He’s got to be born of David’s line, you see, because the prophecies say the Messiah will be just that. The writer of Acts (‘Luke’) knows this and tells his readers that God promised King David that through ‘the fruit of his loins, according to the flesh, he would raise up Christ to sit on his throne’. (Acts 2.30, KJV; my emphasis). The reference is to 2 Samuel 7:12, where Yahweh does indeed appear to tell David that he ‘will raise up your offspring after you, who shall come forth from your body, and I will establish his Kingdom’. This is to be a physical descendancy and is the reason for all those ‘begats’ at the start of some of the gospels; they are there to establish Jesus’ (supposed) royal descent on his father’s side. This is why, in his gospel, Luke contrives to get Mary and Joseph to Bethlehem for the birth: ‘Joseph also went from the town of Nazareth in Galilee to Judea, to the city of David called Bethlehem, because he was descended from the house and family of David‘ (Luke 2.4). That’s Joseph who was descended from David. Not Mary, not Jesus’ uncle Charlie and not the Almighty himself. Joseph.

Perversely, it is also Luke who insists that Jesus is the product of divine impregnation and a virgin birth (Luke 1.32-35). Why doesn’t he realise that if Jesus was virginally conceived, he cannot be the fruit of any human male’s loins?
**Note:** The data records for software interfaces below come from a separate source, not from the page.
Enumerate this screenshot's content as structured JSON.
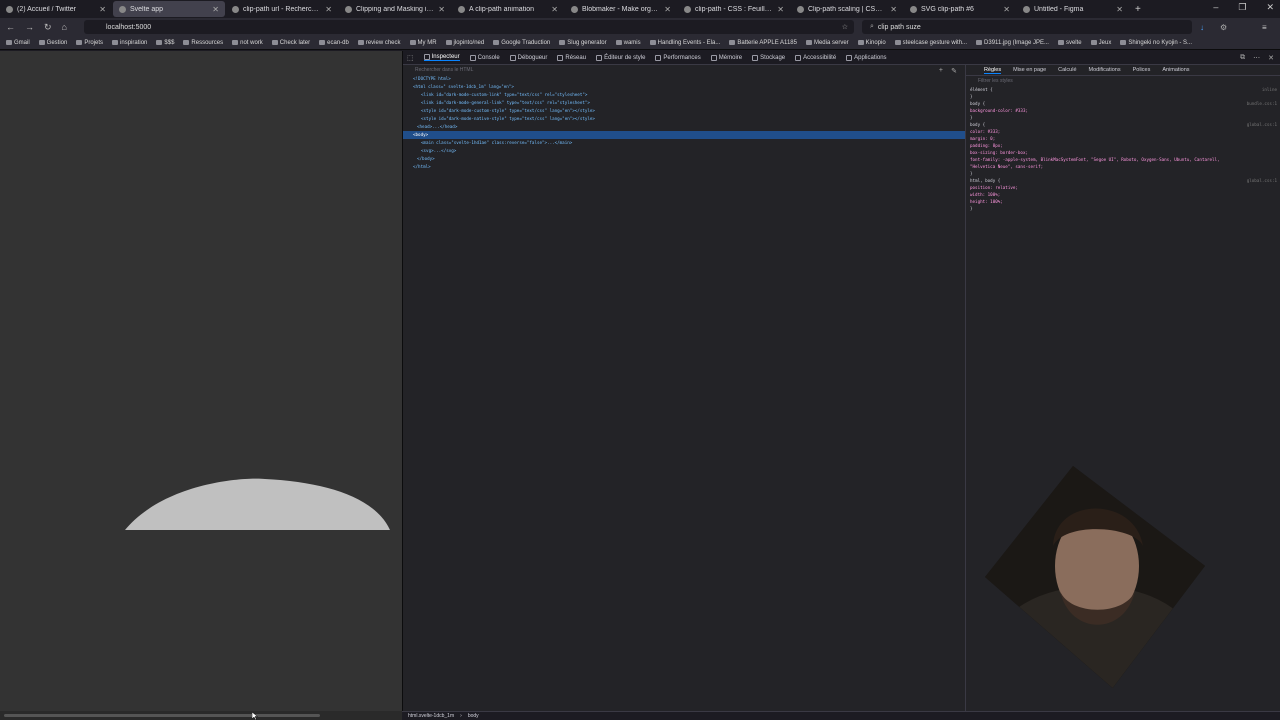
{
  "tabs": [
    {
      "title": "(2) Accueil / Twitter",
      "active": false
    },
    {
      "title": "Svelte app",
      "active": true
    },
    {
      "title": "clip-path url - Recherche Goo",
      "active": false
    },
    {
      "title": "Clipping and Masking in CSS",
      "active": false
    },
    {
      "title": "A clip-path animation",
      "active": false
    },
    {
      "title": "Blobmaker - Make organic SV",
      "active": false
    },
    {
      "title": "clip-path - CSS : Feuilles de st",
      "active": false
    },
    {
      "title": "Clip-path scaling | CSS For De",
      "active": false
    },
    {
      "title": "SVG clip-path #6",
      "active": false
    },
    {
      "title": "Untitled - Figma",
      "active": false
    }
  ],
  "url": "localhost:5000",
  "search_value": "clip path suze",
  "bookmarks": [
    "Gmail",
    "Gestion",
    "Projets",
    "inspiration",
    "$$$",
    "Ressources",
    "not work",
    "Check later",
    "ecan-db",
    "review check",
    "My MR",
    "jlopinto/ned",
    "Google Traduction",
    "Slug generator",
    "wamis",
    "Handling Events - Ela...",
    "Batterie APPLE A1185",
    "Media server",
    "Kinopio",
    "steelcase gesture with...",
    "D3911.jpg (Image JPE...",
    "svelte",
    "Jeux",
    "Shingeki no Kyojin - S..."
  ],
  "devtools": {
    "tabs": [
      "Inspecteur",
      "Console",
      "Débogueur",
      "Réseau",
      "Éditeur de style",
      "Performances",
      "Mémoire",
      "Stockage",
      "Accessibilité",
      "Applications"
    ],
    "search_placeholder": "Rechercher dans le HTML",
    "markup": [
      "<!DOCTYPE html>",
      "<html class=\" svelte-1dcb_1m\" lang=\"en\">",
      "<link id=\"dark-mode-custom-link\" type=\"text/css\" rel=\"stylesheet\">",
      "<link id=\"dark-mode-general-link\" type=\"text/css\" rel=\"stylesheet\">",
      "<style id=\"dark-mode-custom-style\" type=\"text/css\" lang=\"en\"></style>",
      "<style id=\"dark-mode-native-style\" type=\"text/css\" lang=\"en\"></style>",
      "<head>...</head>",
      "<body>",
      "<main class=\"svelte-1hd1ae\" class:reverse=\"false\">...</main>",
      "<svg>...</svg>",
      "</body>",
      "</html>"
    ],
    "rules_tabs": [
      "Règles",
      "Mise en page",
      "Calculé",
      "Modifications",
      "Polices",
      "Animations"
    ],
    "filter_placeholder": "Filtrer les styles",
    "rules": [
      "élément {",
      "}",
      "body {",
      "  background-color: #333;",
      "}",
      "body {",
      "  color: #333;",
      "  margin: 0;",
      "  padding: 8px;",
      "  box-sizing: border-box;",
      "  font-family: -apple-system, BlinkMacSystemFont, \"Segoe UI\", Roboto, Oxygen-Sans, Ubuntu, Cantarell,",
      "    \"Helvetica Neue\", sans-serif;",
      "}",
      "html, body {",
      "  position: relative;",
      "  width: 100%;",
      "  height: 100%;",
      "}"
    ],
    "rule_sources": [
      "inline",
      "bundle.css:1",
      "global.css:1",
      "global.css:1"
    ],
    "breadcrumbs": [
      "html.svelte-1dcb_1m",
      "body"
    ]
  },
  "colors": {
    "viewport_bg": "#333333",
    "shape_fill": "#c0c0c0",
    "selection": "#204e8a",
    "accent": "#0a84ff"
  }
}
Luke includes the virgin conception and birth in his nativity story while insisting, in both his gospel and in Acts, that Jesus is the Messiah precisely because he is a physical descendant of David (see, for example, Luke 1.27, 1.32, 1.69, 2.4, 2.11, 3.31, 18.38, 20.41). But Jesus can’t be both a physical descendent of David through Joseph and the result of the God helping himself to a nice young girl. Could it be the two conflicting accounts were written by different fantasists?

So, is Jesus the ‘Son of God’ because he was created by the Almighty’s impregnation of Mary or is he the Messiah because he’s King David’s descendant ‘according to the flesh’? Either Jesus is physically descended from David or he is a being conceived through divine rape, like other mythical god-men of the ancient world.

He cannot be both – though he could, of course, be neither.